[Records from a dataset]
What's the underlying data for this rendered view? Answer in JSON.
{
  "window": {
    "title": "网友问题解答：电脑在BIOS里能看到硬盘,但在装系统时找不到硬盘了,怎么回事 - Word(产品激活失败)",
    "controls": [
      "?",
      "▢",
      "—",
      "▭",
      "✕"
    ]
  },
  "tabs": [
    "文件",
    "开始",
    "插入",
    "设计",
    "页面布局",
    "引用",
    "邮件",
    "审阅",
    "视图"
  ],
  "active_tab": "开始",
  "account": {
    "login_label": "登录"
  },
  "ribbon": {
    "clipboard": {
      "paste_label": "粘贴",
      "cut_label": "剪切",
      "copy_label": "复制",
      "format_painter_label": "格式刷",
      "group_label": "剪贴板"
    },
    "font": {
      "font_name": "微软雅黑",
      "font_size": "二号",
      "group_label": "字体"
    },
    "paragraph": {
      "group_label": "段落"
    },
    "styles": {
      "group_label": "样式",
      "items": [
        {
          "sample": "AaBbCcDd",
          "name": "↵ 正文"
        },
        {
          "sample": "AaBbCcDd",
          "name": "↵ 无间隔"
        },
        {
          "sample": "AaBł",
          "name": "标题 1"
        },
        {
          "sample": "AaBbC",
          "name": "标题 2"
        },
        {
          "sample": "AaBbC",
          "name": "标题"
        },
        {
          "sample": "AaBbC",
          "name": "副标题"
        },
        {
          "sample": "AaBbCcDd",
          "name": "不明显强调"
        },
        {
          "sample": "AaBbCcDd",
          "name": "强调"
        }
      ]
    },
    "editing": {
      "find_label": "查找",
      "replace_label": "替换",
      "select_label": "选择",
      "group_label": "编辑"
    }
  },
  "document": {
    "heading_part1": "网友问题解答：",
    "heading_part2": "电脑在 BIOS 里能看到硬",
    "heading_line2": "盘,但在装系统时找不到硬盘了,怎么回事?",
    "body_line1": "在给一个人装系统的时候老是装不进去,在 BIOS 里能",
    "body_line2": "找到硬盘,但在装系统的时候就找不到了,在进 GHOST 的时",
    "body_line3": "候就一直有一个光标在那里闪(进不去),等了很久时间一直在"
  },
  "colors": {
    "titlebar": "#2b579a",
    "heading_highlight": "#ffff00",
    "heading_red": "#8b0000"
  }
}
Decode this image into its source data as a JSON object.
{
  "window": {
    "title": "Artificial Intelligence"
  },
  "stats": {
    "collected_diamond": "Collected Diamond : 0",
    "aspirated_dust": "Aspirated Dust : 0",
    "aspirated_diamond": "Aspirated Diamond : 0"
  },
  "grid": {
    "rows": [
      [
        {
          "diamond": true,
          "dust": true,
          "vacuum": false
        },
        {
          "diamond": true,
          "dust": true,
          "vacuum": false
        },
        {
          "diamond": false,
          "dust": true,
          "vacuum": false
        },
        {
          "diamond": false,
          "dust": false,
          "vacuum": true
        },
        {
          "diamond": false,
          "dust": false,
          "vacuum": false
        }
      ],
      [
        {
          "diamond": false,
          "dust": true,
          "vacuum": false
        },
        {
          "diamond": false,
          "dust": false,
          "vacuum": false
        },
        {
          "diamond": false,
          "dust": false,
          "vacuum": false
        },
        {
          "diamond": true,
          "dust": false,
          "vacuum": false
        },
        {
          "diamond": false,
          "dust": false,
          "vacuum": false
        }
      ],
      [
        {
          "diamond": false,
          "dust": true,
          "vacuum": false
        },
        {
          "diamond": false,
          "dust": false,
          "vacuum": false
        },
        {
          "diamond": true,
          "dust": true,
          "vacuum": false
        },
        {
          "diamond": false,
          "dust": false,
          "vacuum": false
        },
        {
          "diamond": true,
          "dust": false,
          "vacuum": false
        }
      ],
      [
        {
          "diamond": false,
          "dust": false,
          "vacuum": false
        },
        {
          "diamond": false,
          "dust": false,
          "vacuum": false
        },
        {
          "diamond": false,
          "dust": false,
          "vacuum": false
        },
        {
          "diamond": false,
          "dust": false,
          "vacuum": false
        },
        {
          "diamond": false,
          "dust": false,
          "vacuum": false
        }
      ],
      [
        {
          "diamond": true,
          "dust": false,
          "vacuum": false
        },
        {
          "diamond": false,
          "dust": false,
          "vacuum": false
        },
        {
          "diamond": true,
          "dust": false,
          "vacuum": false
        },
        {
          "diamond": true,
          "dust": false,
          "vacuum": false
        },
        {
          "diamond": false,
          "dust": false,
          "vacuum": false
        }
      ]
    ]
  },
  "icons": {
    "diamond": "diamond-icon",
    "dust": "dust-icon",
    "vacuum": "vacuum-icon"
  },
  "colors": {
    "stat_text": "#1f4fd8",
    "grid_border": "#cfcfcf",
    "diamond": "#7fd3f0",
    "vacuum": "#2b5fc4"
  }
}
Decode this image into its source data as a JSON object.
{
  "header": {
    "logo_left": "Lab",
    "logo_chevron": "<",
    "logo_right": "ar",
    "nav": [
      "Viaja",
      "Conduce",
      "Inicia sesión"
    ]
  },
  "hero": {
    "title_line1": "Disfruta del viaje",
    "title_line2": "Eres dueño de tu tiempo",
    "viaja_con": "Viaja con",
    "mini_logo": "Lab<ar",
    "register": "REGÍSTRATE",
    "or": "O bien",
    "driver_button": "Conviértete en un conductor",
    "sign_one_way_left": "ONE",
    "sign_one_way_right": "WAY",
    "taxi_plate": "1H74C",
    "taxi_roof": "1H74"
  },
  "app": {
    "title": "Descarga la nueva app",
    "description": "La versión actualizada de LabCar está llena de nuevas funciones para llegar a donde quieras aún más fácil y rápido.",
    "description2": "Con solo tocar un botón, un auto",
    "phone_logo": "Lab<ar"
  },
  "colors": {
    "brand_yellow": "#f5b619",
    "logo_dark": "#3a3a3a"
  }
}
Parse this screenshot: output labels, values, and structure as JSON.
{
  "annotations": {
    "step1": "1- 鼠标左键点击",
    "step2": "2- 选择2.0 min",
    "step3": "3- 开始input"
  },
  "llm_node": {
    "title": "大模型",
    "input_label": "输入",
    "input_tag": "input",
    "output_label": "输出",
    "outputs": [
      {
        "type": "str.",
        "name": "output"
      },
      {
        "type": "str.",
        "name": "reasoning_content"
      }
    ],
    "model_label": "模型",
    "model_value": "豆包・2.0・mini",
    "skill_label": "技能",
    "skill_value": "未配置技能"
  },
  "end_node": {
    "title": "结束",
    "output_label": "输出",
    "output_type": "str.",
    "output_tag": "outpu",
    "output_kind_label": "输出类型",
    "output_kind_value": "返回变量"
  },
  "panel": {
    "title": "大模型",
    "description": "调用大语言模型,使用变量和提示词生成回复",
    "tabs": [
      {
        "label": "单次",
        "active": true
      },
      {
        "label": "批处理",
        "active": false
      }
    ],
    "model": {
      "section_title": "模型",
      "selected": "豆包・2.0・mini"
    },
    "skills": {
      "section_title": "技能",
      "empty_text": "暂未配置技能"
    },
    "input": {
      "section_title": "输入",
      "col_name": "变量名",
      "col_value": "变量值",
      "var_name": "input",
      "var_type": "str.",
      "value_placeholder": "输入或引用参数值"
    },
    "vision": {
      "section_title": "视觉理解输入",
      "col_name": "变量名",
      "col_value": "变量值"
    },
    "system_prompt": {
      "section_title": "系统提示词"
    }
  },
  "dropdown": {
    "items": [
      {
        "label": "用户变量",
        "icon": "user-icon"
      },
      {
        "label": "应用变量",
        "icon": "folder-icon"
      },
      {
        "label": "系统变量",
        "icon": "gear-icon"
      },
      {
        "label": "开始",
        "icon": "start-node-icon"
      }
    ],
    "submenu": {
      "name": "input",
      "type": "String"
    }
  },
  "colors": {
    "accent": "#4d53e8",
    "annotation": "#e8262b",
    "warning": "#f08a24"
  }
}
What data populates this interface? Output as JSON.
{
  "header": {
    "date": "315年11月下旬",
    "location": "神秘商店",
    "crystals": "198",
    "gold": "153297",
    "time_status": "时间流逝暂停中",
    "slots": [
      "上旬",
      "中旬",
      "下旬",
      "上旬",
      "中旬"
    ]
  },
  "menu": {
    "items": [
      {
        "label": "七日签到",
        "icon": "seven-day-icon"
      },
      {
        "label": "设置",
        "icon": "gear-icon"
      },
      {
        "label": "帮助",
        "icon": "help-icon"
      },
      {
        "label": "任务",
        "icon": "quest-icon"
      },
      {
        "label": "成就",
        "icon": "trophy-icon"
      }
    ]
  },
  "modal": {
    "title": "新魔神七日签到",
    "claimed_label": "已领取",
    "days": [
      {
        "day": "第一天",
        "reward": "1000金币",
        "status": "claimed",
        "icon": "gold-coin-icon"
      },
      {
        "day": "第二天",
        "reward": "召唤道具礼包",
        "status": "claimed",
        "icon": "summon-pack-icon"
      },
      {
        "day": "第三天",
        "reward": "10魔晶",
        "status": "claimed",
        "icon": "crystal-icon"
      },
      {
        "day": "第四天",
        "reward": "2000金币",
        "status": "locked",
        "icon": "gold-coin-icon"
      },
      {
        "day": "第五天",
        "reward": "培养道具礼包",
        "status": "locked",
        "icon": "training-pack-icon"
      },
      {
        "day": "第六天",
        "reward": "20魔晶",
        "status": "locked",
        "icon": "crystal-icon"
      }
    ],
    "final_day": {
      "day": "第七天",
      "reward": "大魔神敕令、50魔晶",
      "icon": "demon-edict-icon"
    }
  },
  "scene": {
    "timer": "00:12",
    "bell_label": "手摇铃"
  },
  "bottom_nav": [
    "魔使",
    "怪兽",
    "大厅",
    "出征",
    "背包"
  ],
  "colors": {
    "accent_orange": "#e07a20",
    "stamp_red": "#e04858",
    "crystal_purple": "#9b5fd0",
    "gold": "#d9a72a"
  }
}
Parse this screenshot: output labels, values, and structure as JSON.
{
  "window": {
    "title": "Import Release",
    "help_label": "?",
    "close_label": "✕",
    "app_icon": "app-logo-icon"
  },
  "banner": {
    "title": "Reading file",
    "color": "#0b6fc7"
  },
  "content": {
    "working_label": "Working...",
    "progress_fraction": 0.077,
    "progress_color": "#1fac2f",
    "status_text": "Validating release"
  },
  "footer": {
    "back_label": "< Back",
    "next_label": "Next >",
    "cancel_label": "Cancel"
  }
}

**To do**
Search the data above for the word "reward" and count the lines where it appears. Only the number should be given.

**Answer to this task**
7